With the pictures removed, set down all of the entries below exactly.

» RECORDS FOR PROCESSING
::::::::::

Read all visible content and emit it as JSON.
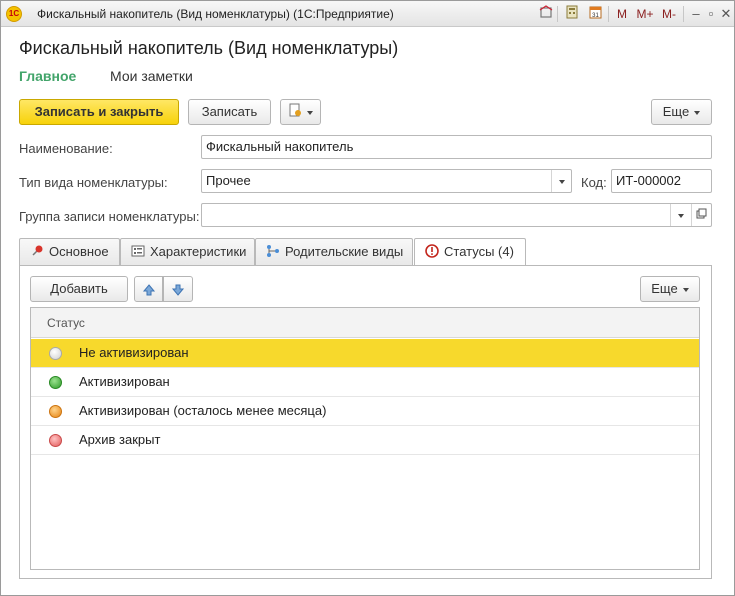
{
  "window": {
    "app_icon_text": "1С",
    "title": "Фискальный накопитель (Вид номенклатуры)  (1С:Предприятие)",
    "toolbar": {
      "m": "M",
      "m_plus": "M+",
      "m_minus": "M-",
      "minimize": "–",
      "restore": "▫",
      "close": "✕"
    }
  },
  "page": {
    "title": "Фискальный накопитель (Вид номенклатуры)",
    "nav": {
      "main": "Главное",
      "notes": "Мои заметки"
    }
  },
  "command_bar": {
    "save_close": "Записать и закрыть",
    "save": "Записать",
    "more": "Еще"
  },
  "form": {
    "name_label": "Наименование:",
    "name_value": "Фискальный накопитель",
    "type_label": "Тип вида номенклатуры:",
    "type_value": "Прочее",
    "code_label": "Код:",
    "code_value": "ИТ-000002",
    "group_label": "Группа записи номенклатуры:",
    "group_value": ""
  },
  "tabs": [
    {
      "label": "Основное"
    },
    {
      "label": "Характеристики"
    },
    {
      "label": "Родительские виды"
    },
    {
      "label": "Статусы (4)"
    }
  ],
  "statuses": {
    "add": "Добавить",
    "more": "Еще",
    "column_header": "Статус",
    "rows": [
      {
        "label": "Не активизирован",
        "color": "#f2f2f2",
        "selected": true
      },
      {
        "label": "Активизирован",
        "color": "#3aaa35",
        "selected": false
      },
      {
        "label": "Активизирован (осталось менее месяца)",
        "color": "#f59a2a",
        "selected": false
      },
      {
        "label": "Архив закрыт",
        "color": "#ef6f6f",
        "selected": false
      }
    ]
  },
  "colors": {
    "accent_green": "#42a46a",
    "primary_yellow": "#f7d20a",
    "selected_row": "#f7d92c"
  }
}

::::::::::

» ANSWER FOR THIS EXERCISE
Read all visible content and emit it as JSON.
{
  "window": {
    "app_icon_text": "1С",
    "title": "Фискальный накопитель (Вид номенклатуры)  (1С:Предприятие)",
    "toolbar": {
      "m": "M",
      "m_plus": "M+",
      "m_minus": "M-",
      "minimize": "–",
      "restore": "▫",
      "close": "✕"
    }
  },
  "page": {
    "title": "Фискальный накопитель (Вид номенклатуры)",
    "nav": {
      "main": "Главное",
      "notes": "Мои заметки"
    }
  },
  "command_bar": {
    "save_close": "Записать и закрыть",
    "save": "Записать",
    "more": "Еще"
  },
  "form": {
    "name_label": "Наименование:",
    "name_value": "Фискальный накопитель",
    "type_label": "Тип вида номенклатуры:",
    "type_value": "Прочее",
    "code_label": "Код:",
    "code_value": "ИТ-000002",
    "group_label": "Группа записи номенклатуры:",
    "group_value": ""
  },
  "tabs": [
    {
      "label": "Основное"
    },
    {
      "label": "Характеристики"
    },
    {
      "label": "Родительские виды"
    },
    {
      "label": "Статусы (4)"
    }
  ],
  "statuses": {
    "add": "Добавить",
    "more": "Еще",
    "column_header": "Статус",
    "rows": [
      {
        "label": "Не активизирован",
        "color": "#f2f2f2",
        "selected": true
      },
      {
        "label": "Активизирован",
        "color": "#3aaa35",
        "selected": false
      },
      {
        "label": "Активизирован (осталось менее месяца)",
        "color": "#f59a2a",
        "selected": false
      },
      {
        "label": "Архив закрыт",
        "color": "#ef6f6f",
        "selected": false
      }
    ]
  },
  "colors": {
    "accent_green": "#42a46a",
    "primary_yellow": "#f7d20a",
    "selected_row": "#f7d92c"
  }
}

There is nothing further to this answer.